The Independent (5 out of 5 stars)
My Beautiful Dark Twisted Fantasy is one of pop’s gaudiest, most grandiose efforts of recent years, a no-holds-barred musical extravaganza in which any notion of good taste is abandoned at the door … The jarring musical contrasts — effectively between conservatoire and lap-dance club — are so magnified they somehow surmount the point of tasteful discomfiture and break through to another level where Kanye creates his own hierarchy of aesthetic needs, the better to serve what he calls “end-of-century anthems based on inner-city tantrums”. Like Picasso, he acknowledges that the chief enemy of creativity is good taste — which is just as well, since it’s not a quality with which he seems over-burdened on My Beautiful Dark Twisted Fantasy. For which we should all be thankful.
NME (9 out of 10 stars)
It’s an utterly dazzling portrait of a 21st-century schizoid man that is by turns sickeningly egocentric, contrite, wise, stupid and self-mocking. Reportedly a cool $3million in the making and with a stellar cast comprising the great and good of 2010’s musical establishment – plus Fergie from Black Eyed Peas – it’s an epically conceived song-suite, a titanic wrestling with music’s most colossal ego that effortlessly engages its hype as the most feverishly anticipated record of the year.
Chicago Sun-Times (4 stars)
Those true talents — seeing the big (usually huge) picture, hearing where all the pieces could go, honing and shaping each individual one, fitting it all together — may have never been realized with such sync and success as they are on West’s triumphant fifth album, “My Beautiful Dark Twisted Fantasy” … Every sound … is a sample, a sonic fragment West uses to build his set pieces — be it a live person (Elton John’s piano part at the top of “All of the Lights”), an instrumental sound (more sped-up beats and some great strings) or an actual sample (Gil Scott-Heron’s outraged rant at the end of “Who Will Survive in America”). Each guest’s participation seems particularly purposeful, not just some babbling to fill in a blank left behind for whenever they make it by the studio. They’re not performances, they’re contributions, and West slots them into songs that tend to veer away from the basic verse-chorus framework, often drifting in and out of noodling but beautiful instrumental introductions and transitions.
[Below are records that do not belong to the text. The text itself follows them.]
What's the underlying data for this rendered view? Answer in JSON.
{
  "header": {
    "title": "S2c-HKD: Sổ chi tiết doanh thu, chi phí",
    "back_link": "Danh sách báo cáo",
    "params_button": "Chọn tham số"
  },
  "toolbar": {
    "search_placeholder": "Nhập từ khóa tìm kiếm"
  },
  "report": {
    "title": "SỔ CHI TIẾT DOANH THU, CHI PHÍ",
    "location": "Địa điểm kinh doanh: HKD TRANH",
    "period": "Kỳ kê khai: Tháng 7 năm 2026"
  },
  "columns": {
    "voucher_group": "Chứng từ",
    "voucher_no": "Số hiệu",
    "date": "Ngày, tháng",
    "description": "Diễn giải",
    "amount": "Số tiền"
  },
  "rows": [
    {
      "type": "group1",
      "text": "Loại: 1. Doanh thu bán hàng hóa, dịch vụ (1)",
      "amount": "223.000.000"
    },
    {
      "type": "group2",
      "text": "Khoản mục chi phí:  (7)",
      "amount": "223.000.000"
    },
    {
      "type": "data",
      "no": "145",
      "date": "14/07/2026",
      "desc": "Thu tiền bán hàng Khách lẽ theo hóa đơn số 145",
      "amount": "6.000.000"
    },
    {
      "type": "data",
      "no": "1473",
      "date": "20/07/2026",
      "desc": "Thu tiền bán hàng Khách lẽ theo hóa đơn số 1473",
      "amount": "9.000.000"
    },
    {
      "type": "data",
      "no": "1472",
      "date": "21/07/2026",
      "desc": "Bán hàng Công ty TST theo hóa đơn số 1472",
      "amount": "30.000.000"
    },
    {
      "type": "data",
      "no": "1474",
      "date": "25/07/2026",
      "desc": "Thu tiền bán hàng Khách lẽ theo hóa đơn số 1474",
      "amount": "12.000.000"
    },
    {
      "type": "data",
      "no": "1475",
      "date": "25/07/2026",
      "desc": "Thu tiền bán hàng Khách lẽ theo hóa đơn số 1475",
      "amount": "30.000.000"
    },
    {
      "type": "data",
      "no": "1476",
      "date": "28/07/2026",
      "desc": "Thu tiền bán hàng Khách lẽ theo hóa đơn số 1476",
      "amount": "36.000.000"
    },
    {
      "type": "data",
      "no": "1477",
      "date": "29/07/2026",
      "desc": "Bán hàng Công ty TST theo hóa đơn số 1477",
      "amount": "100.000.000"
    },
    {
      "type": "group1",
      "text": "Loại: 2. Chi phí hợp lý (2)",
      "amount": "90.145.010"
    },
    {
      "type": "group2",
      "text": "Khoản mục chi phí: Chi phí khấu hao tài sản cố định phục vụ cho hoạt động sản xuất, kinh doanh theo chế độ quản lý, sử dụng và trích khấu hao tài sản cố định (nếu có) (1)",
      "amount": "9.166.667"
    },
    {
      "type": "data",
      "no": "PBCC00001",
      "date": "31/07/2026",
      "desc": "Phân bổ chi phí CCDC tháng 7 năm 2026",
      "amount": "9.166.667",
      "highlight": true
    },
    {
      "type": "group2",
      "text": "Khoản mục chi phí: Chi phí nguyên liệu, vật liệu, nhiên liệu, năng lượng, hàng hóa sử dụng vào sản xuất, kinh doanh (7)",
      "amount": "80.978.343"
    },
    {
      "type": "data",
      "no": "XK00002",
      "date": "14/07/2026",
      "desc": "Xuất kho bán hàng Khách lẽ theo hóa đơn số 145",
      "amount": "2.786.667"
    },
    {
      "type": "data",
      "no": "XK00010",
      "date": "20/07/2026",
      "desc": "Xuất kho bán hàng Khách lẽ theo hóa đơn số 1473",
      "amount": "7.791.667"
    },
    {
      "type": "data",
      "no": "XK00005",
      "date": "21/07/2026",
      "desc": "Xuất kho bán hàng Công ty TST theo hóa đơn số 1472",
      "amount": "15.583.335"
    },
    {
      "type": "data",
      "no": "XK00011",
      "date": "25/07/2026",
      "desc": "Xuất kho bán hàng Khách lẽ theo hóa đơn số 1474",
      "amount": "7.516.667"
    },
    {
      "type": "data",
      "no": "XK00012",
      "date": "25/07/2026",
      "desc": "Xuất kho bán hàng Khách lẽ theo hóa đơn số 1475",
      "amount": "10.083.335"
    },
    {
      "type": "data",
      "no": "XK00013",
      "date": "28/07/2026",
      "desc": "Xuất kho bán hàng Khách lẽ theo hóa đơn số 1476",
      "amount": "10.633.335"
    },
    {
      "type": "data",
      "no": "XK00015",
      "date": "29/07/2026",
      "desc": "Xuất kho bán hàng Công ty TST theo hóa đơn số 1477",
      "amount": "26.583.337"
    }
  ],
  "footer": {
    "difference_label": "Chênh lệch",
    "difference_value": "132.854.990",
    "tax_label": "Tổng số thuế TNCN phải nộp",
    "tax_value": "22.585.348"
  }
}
“Fantasy” is masterfully engineered and sequenced, each song bleeding over like some long night out into the hazy morning after. … People will reach to call this a perfect album—it can’t be that. Not because art can’t be perfect, but because the point of My Beautiful Dark Twisted Fantasy is imperfection. A lack of answers … By keeping us so close to the flesh, we lose sight of how famous Kanye West is, how bratty he can be, how far he can fall. But not how great he can be. He can’t get much higher.
Have you heard Kanye’s My Beautiful Dark Twisted Fantasy yet? Are you as impressed by it as the critics are? Are you able to separate Kanye the sometimes obnoxious, egotistical man from Kanye the artist? Let us know in the comments!